Posted By: Melissa Kennedy On: 3/1/2013 6:00 PM In: Changing Careers
Often, I hear people talking about finding a job or how much they dislike their jobs. Other times, I'll hear people discussing their careers – about how to further their career or what they think is the next move.
After doing a little research and reading an article at Harvard Business Review, it seems that the biggest difference between a job and a career is how well they integrate with the rest of your life. The people who have jobs are always striving to find new ways to strike a balance between their work lives and their home lives. Those who have careers tend to already have this balance.
The article describes how the biggest complaint people have about their jobs is that it requires too much effort. However, the amount of effort something takes is relative to how much you enjoy it. If you think about it, reading a book for pleasure is simple, but reading a book for a college course can be a chore. If you're passionate about what you do, it doesn't feel like work and the extra hours you devote to it are much easier to sacrifice. On the other hand, when your job doesn't challenge you and you don't enjoy doing it, any amount of effort you have to expend will feel like too much. Soon, your job becomes a chore and one that you don't enjoy. Suddenly, your career becomes just another job.
If you are trying to find a better work-life balance and turn your job into a career, here are a few ways to help:
Realize that complaining about it is pointless – We all seem to have this idea that the goal of our lives is to be happy and do as little as possible; however, that's not the case. Complaining about the fact that you have to work everyday is pointless. No one cares about how boring or silly your job may be. Instead of complaining about it, find a way to make peace with the job you have and do your best to make it as pleasant as possible.
Find something that engages you – No matter what your job is, you can find something about it that you enjoy. Whatever that is, make the most of it and find a way to feel enthusiastic and passionate about what you do. This change doesn't have to be a big one. For example, if your job is to file medical records all day and you find it terribly boring, look for ways to turn it into a challenge. You could try timing yourself by creating new goals to reach each day. It might sound silly, but the more engaged you are, the less each minute at work will hurt.
Make the changes you want to see – Too often we complain and say things like “Somebody ought to...” or “I wish they would ...”. Instead of wishing for someone else to make the changes that will get you excited about your career, realize that you are somebody and can create the changes you want to see. If you feel that your office is too dreary, ask your boss if you can add some decoration. If you think that some of your tasks are overly repetitive, present your ideas for streamlining them. Remember, you are the person they hired to do the job, which means that you are the only one who has the power to make your vision a reality.
The biggest difference between having a job and having a career is how happy you are about doing it. When you only have a job, finding a balance between work and home will be a constant struggle. However, when you create ways to feel enthusiastic and engaged, even part of the time, your job will quickly become a career.

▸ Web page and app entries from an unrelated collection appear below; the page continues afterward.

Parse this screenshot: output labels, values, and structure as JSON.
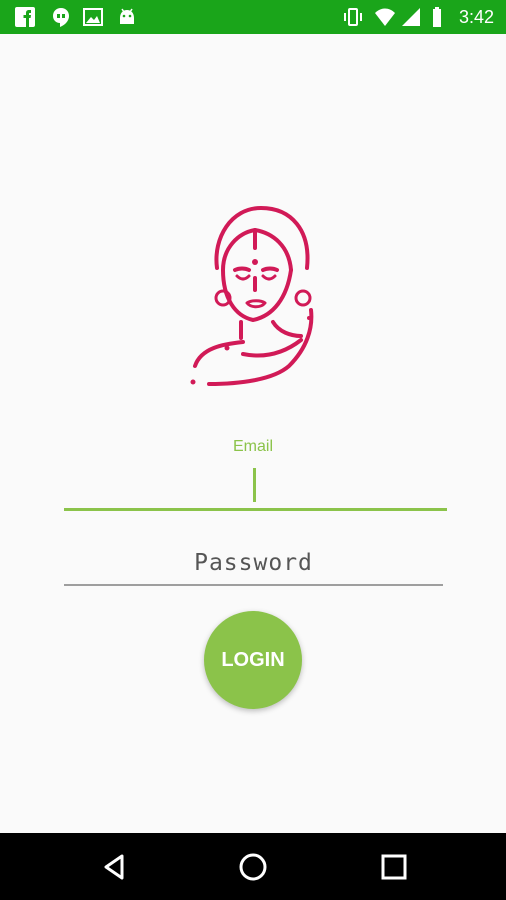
{
  "status_bar": {
    "time": "3:42",
    "left_icons": [
      "facebook-icon",
      "hangouts-icon",
      "image-icon",
      "android-icon"
    ],
    "right_icons": [
      "vibrate-icon",
      "wifi-icon",
      "signal-icon",
      "battery-icon"
    ],
    "background": "#1aa51a"
  },
  "login": {
    "email_label": "Email",
    "email_value": "",
    "password_placeholder": "Password",
    "button_label": "LOGIN"
  },
  "nav_bar": {
    "buttons": [
      "back-icon",
      "home-icon",
      "recents-icon"
    ]
  },
  "colors": {
    "accent": "#8bc34a",
    "logo": "#d11a57",
    "status_bar": "#1aa51a"
  }
}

Reprinted with permission of the author and Beyond.com, the Career Network.
[As always, anyone interested in submitting an article to the Journal is invited to do so by emailing: email@example.com with a copy of the article attached to the email.]